This is a really interesting article. I work in flood risk and have recently had a complaint from a resident of water ingress though an external wall into the property. There is ponding the other side of the wall on a narrow path, and when I went to check land ownership I found it to be unregistered. Likely the developer didn’t register the path when the estate was built, and as it was so long ago they are almost certainly out of business. That puts me in a difficult position as I have to tell the resident that nobody is responsible for the standing water causing problems in their home.
I do have a question for you if you have the time – do you have any idea what would happen to a piece of land that could not be registered, such as this instance, because the land owners have gone out of business and no longer exist?
Can you camp or park overnight on unregistered land? If not, are there specific places in England where you can camp for free?
Unregistered land does not mean it is not owned and therefore apart from specific areas where camping is allowed the lad is subject to the same legal protection with respect to trespass as anywhere else. Of course, some unregistered land may not be owned by anyone but it is very unlikely.
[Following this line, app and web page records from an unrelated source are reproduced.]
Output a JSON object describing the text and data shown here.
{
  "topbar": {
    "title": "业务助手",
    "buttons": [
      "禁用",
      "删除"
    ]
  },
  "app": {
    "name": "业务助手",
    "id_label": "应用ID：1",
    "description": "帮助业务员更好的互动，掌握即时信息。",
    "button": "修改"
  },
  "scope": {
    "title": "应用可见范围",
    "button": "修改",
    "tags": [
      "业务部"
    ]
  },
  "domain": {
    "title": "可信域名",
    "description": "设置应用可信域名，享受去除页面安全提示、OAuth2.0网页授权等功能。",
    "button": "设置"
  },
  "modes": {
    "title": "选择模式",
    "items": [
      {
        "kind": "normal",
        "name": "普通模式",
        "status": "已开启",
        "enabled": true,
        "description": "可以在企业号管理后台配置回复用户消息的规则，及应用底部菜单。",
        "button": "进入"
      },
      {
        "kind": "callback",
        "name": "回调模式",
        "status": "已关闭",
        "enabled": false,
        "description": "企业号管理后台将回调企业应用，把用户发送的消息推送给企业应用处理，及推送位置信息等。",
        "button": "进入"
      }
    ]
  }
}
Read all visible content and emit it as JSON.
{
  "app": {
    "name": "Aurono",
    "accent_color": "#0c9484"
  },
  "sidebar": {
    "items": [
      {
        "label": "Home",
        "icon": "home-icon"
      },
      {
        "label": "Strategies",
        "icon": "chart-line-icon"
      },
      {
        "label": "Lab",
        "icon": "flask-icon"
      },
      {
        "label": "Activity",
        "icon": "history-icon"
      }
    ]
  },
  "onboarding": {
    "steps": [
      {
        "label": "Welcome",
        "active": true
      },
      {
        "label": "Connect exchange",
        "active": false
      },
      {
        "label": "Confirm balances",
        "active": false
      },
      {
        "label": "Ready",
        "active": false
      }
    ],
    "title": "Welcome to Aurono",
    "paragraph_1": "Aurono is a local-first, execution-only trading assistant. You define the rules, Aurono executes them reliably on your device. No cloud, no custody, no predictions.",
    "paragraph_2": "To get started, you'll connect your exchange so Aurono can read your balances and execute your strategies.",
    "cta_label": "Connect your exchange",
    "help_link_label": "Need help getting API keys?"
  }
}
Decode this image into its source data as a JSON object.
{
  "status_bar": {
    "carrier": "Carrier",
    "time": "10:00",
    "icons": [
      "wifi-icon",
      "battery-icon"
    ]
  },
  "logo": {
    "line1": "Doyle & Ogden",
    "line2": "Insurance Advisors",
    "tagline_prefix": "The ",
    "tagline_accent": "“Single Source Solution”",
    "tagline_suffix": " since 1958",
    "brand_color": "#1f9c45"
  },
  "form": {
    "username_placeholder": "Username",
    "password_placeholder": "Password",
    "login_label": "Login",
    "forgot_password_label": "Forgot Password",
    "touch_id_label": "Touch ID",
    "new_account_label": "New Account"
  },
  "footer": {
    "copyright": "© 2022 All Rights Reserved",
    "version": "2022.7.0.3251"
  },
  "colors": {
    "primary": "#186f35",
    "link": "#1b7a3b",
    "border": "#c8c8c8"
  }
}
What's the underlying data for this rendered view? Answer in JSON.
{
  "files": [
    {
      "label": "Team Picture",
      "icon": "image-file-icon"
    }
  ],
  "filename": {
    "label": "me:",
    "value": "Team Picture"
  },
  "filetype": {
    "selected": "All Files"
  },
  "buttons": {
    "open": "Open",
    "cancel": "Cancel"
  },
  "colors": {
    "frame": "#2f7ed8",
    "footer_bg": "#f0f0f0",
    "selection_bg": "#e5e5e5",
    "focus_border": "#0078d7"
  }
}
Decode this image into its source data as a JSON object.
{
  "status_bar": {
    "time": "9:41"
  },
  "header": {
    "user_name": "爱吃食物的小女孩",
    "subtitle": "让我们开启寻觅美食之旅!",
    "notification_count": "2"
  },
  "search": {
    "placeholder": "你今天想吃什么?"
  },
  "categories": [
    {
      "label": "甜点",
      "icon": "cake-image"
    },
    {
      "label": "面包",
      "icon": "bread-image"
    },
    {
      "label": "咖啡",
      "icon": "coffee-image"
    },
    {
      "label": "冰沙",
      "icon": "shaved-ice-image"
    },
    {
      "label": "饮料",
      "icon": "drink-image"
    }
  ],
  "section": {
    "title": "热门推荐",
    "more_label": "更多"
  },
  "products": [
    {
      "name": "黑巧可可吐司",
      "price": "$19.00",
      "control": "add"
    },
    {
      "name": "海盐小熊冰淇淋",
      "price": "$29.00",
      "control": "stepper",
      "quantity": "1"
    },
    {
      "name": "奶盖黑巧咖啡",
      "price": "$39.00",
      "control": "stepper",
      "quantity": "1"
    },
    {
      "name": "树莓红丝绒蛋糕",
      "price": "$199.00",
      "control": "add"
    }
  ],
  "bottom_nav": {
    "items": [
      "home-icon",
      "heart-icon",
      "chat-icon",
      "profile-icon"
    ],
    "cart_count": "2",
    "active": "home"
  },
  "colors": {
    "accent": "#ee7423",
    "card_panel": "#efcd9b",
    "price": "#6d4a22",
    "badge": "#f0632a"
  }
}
I’ve lived in England for 15 years and have never heard of “unregistered” land. Very interesting!! The question also arose, is there such a thing in the United States?! I need to study this issue, for general development. Maybe there are such things there, too.